━━ Material provided ━━

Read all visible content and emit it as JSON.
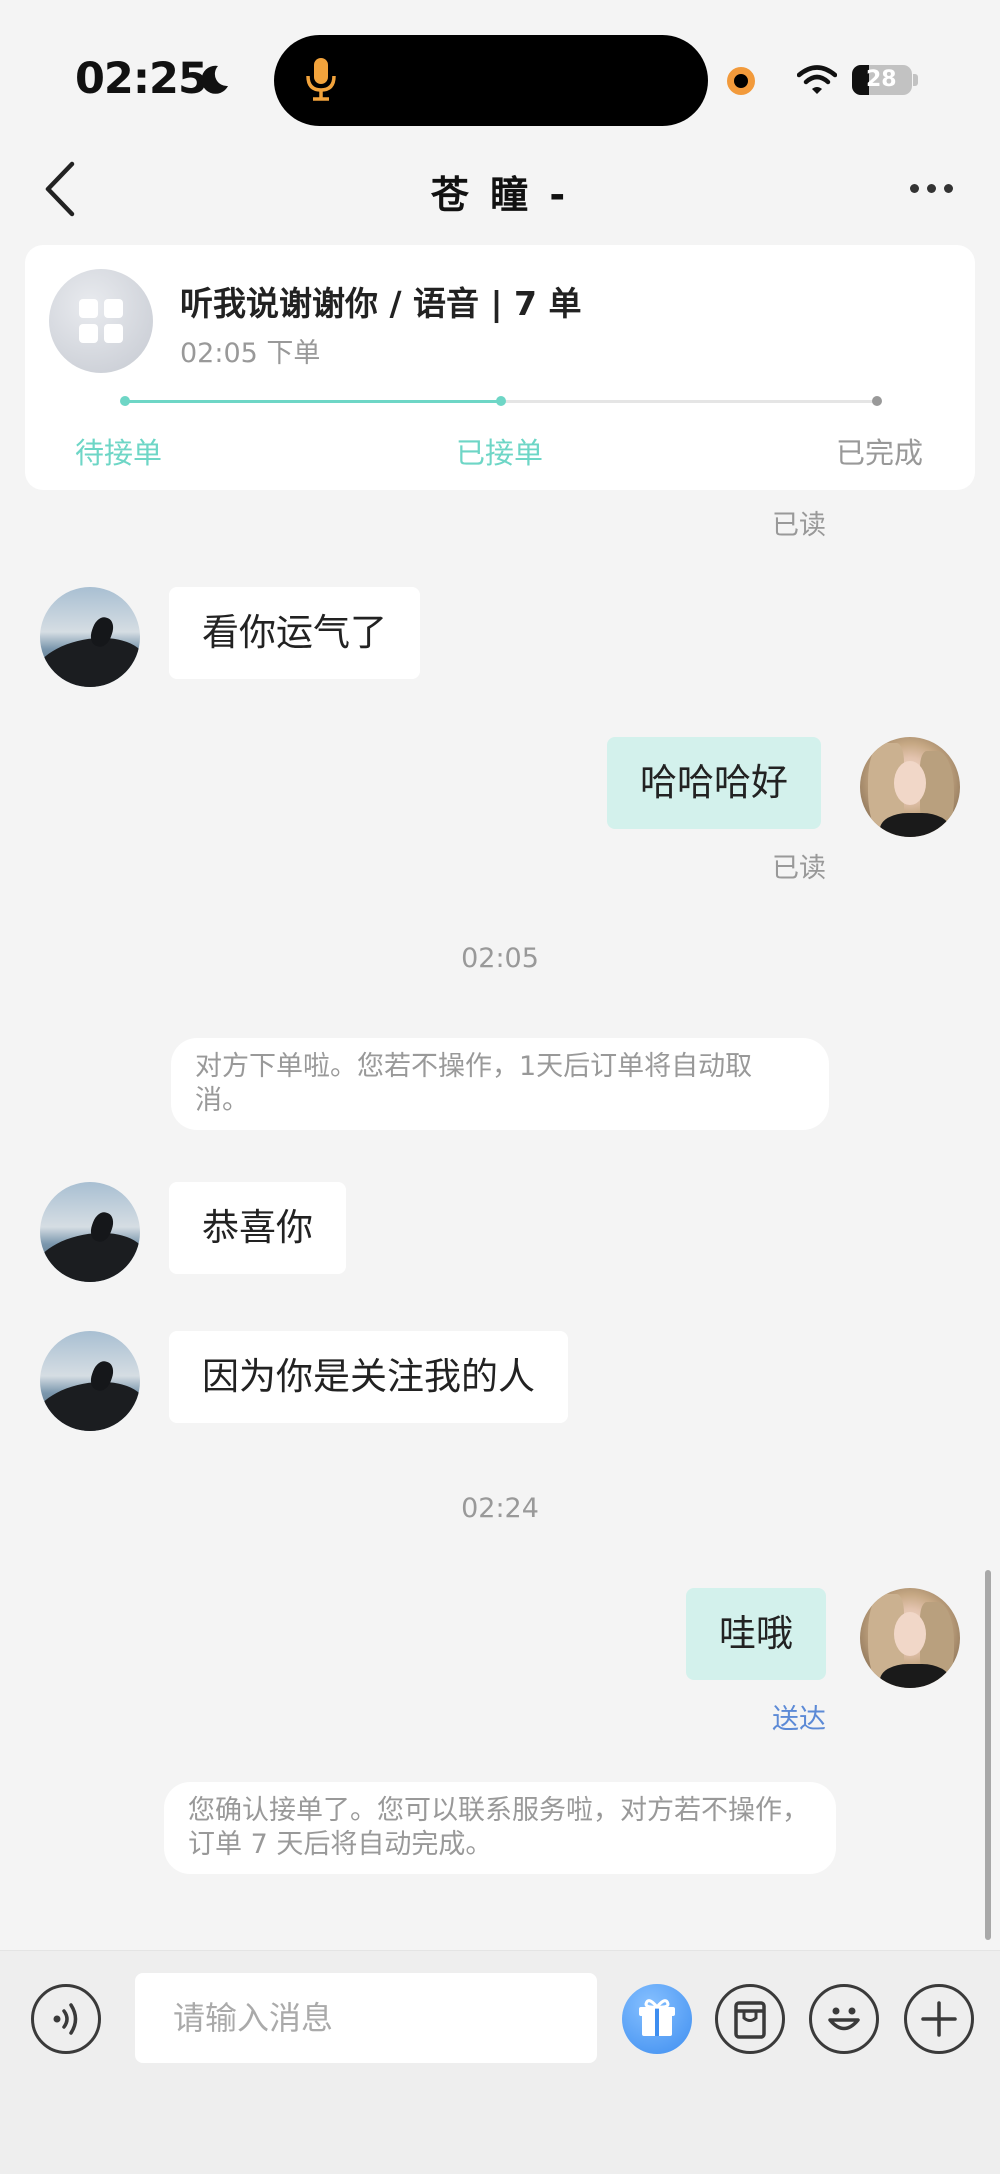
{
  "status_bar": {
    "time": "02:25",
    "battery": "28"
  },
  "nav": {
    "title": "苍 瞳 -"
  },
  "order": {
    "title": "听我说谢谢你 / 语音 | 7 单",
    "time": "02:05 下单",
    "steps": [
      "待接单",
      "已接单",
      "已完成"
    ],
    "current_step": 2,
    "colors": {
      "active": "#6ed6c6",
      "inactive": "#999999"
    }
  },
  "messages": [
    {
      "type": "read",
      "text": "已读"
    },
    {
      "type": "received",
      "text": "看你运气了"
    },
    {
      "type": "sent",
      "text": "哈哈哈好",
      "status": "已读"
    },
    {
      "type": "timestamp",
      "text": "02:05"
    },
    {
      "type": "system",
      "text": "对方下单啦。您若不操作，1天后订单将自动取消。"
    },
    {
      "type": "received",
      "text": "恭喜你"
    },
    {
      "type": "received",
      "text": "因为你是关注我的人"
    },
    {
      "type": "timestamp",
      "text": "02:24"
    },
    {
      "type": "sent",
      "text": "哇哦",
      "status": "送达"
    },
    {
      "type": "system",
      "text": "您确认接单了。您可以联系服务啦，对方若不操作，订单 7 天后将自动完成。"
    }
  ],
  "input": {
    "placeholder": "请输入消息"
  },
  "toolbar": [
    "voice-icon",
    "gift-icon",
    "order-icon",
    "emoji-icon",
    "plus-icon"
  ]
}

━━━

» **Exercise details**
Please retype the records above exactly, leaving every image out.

» **Response below**
Read all visible content and emit it as JSON.
{
  "status_bar": {
    "time": "02:25",
    "battery": "28"
  },
  "nav": {
    "title": "苍 瞳 -"
  },
  "order": {
    "title": "听我说谢谢你 / 语音 | 7 单",
    "time": "02:05 下单",
    "steps": [
      "待接单",
      "已接单",
      "已完成"
    ],
    "current_step": 2,
    "colors": {
      "active": "#6ed6c6",
      "inactive": "#999999"
    }
  },
  "messages": [
    {
      "type": "read",
      "text": "已读"
    },
    {
      "type": "received",
      "text": "看你运气了"
    },
    {
      "type": "sent",
      "text": "哈哈哈好",
      "status": "已读"
    },
    {
      "type": "timestamp",
      "text": "02:05"
    },
    {
      "type": "system",
      "text": "对方下单啦。您若不操作，1天后订单将自动取消。"
    },
    {
      "type": "received",
      "text": "恭喜你"
    },
    {
      "type": "received",
      "text": "因为你是关注我的人"
    },
    {
      "type": "timestamp",
      "text": "02:24"
    },
    {
      "type": "sent",
      "text": "哇哦",
      "status": "送达"
    },
    {
      "type": "system",
      "text": "您确认接单了。您可以联系服务啦，对方若不操作，订单 7 天后将自动完成。"
    }
  ],
  "input": {
    "placeholder": "请输入消息"
  },
  "toolbar": [
    "voice-icon",
    "gift-icon",
    "order-icon",
    "emoji-icon",
    "plus-icon"
  ]
}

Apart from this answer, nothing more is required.